▶ **Your assignment**:
Your answer should consist of the lines in the following data that contain "Save".

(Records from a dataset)
---

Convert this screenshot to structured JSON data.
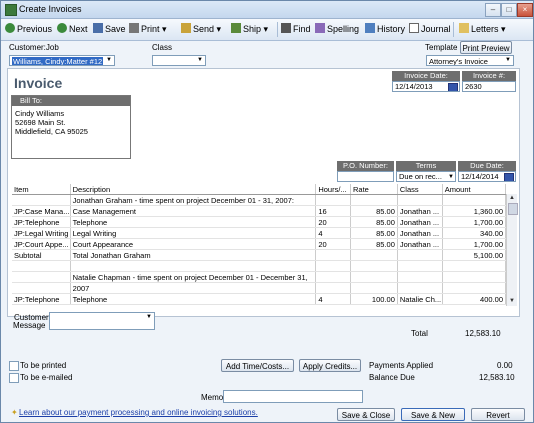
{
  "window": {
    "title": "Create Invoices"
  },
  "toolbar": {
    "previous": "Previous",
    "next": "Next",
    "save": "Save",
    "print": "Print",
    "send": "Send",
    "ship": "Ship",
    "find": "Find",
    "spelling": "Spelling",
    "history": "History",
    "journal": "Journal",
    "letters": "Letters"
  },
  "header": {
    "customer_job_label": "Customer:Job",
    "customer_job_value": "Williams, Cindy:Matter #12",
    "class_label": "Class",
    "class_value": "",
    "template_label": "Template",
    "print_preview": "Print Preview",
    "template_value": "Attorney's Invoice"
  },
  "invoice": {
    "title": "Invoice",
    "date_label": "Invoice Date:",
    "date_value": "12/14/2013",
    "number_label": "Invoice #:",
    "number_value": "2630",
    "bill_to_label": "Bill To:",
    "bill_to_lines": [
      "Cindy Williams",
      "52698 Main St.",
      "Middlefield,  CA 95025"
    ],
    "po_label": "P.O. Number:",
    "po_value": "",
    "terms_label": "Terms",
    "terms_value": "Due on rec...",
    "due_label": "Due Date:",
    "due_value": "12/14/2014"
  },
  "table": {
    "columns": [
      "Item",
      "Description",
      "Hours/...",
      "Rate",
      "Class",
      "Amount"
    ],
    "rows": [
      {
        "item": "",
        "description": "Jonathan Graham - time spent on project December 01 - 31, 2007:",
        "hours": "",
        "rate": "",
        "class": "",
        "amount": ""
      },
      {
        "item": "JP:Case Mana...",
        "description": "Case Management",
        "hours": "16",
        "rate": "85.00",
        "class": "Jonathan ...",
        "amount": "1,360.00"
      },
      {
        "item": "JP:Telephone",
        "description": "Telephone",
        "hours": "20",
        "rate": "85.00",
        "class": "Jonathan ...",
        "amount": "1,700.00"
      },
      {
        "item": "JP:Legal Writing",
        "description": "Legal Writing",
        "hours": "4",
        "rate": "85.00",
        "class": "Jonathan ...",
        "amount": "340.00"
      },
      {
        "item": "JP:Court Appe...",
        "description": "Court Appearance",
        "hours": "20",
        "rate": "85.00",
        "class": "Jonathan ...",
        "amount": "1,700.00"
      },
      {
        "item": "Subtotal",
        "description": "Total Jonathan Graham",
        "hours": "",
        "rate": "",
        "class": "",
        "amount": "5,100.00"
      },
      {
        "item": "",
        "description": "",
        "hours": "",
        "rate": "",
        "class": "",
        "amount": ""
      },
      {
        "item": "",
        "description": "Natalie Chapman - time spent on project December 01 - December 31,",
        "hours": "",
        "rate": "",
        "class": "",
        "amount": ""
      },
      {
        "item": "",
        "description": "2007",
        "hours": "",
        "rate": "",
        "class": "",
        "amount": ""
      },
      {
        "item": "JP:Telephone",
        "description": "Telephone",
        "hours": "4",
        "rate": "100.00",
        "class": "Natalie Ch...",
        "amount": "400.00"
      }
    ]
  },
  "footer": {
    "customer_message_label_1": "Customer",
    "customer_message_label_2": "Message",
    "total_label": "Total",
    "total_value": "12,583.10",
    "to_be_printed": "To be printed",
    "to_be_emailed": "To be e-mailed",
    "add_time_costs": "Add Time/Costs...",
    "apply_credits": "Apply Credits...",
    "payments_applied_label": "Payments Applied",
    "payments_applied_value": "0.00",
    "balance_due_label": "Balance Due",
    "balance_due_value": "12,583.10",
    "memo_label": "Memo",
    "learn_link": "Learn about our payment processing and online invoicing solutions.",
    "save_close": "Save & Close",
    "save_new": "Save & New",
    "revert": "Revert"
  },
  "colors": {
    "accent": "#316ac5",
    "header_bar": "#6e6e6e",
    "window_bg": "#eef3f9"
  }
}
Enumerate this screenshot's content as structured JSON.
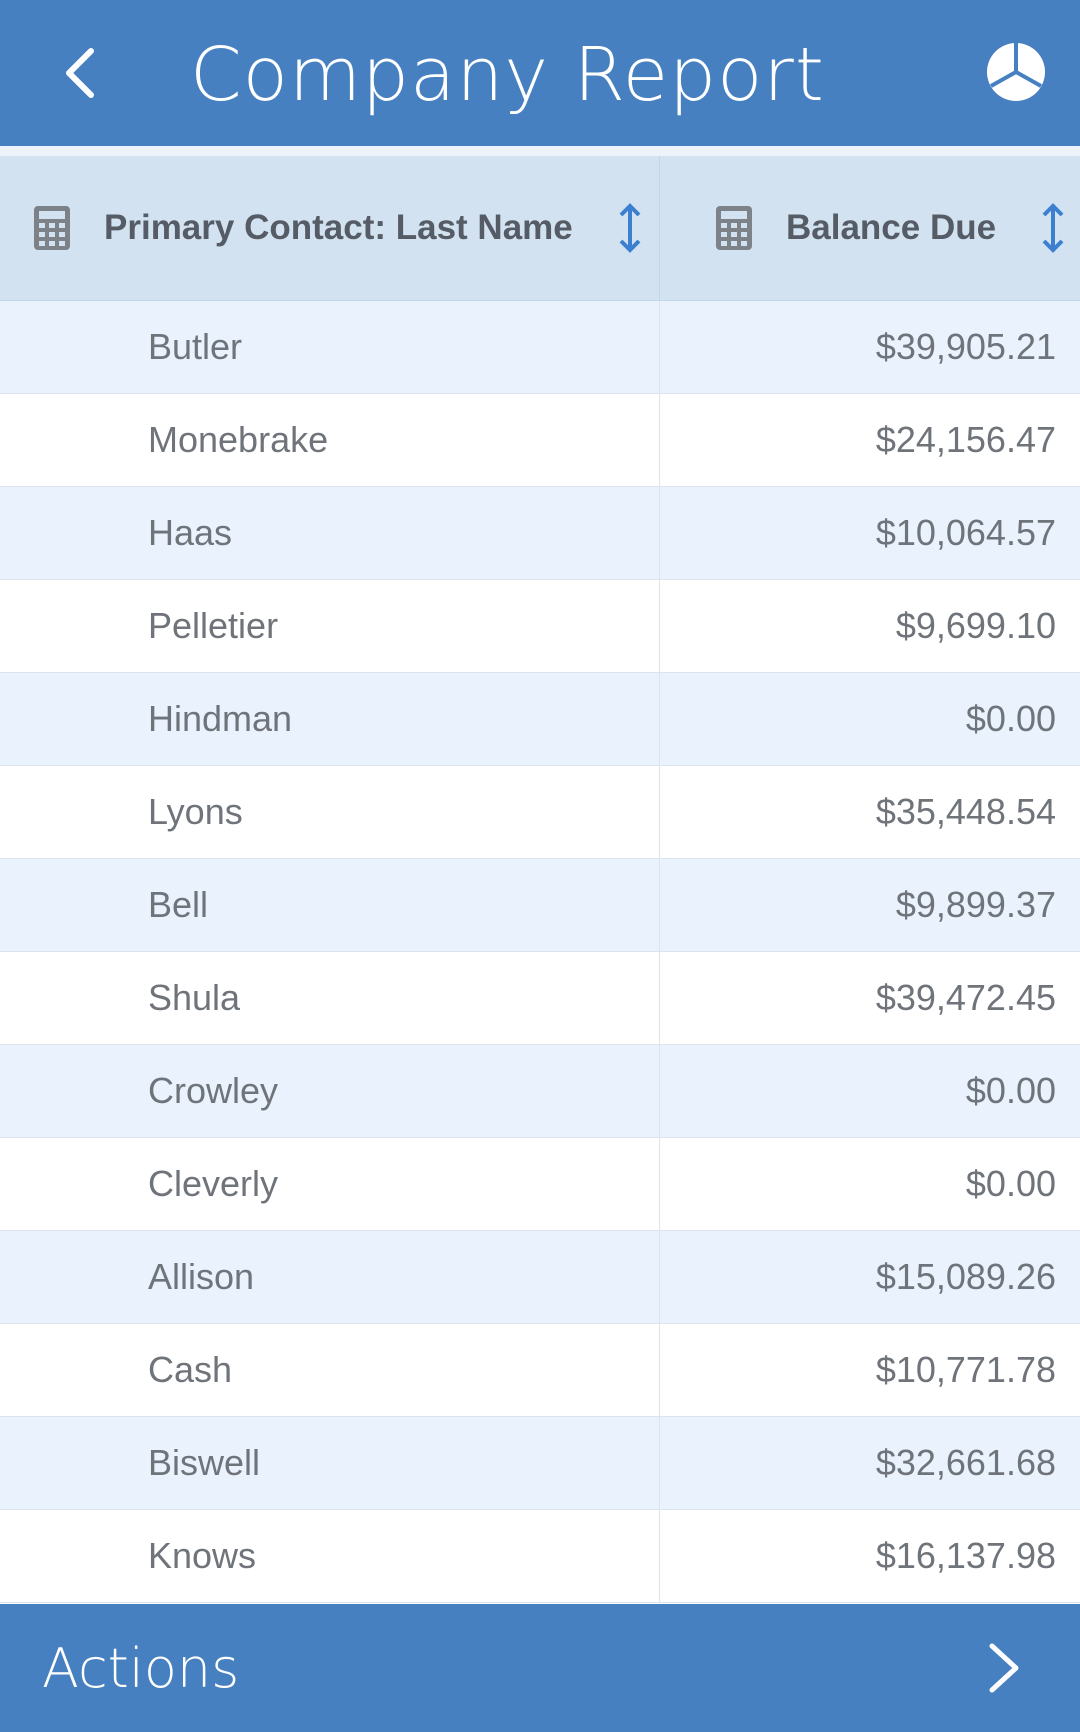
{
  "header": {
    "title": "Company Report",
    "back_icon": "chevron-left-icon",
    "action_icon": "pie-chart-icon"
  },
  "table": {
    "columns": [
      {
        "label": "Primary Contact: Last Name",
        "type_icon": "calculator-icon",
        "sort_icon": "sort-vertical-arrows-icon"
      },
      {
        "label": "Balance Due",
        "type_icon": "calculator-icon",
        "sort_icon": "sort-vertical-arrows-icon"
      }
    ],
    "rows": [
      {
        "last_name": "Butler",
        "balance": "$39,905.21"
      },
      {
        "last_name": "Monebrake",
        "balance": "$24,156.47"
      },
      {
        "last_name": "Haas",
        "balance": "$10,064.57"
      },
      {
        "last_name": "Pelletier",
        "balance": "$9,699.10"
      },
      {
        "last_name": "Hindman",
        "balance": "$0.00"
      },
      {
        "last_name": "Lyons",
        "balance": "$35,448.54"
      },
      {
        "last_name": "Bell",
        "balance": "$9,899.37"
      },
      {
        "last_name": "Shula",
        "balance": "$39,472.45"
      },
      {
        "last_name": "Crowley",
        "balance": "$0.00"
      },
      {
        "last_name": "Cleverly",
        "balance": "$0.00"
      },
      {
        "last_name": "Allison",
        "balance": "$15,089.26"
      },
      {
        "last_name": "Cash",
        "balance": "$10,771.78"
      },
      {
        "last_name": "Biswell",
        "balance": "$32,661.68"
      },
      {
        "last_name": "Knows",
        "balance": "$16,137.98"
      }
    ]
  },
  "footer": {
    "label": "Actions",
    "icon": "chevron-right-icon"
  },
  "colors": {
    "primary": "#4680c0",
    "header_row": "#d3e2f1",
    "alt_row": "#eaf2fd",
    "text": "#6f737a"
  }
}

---

▶ **Expected answer**:
    "save": "Save",
    "save_close": "Save & Close",
    "save_new": "Save & New",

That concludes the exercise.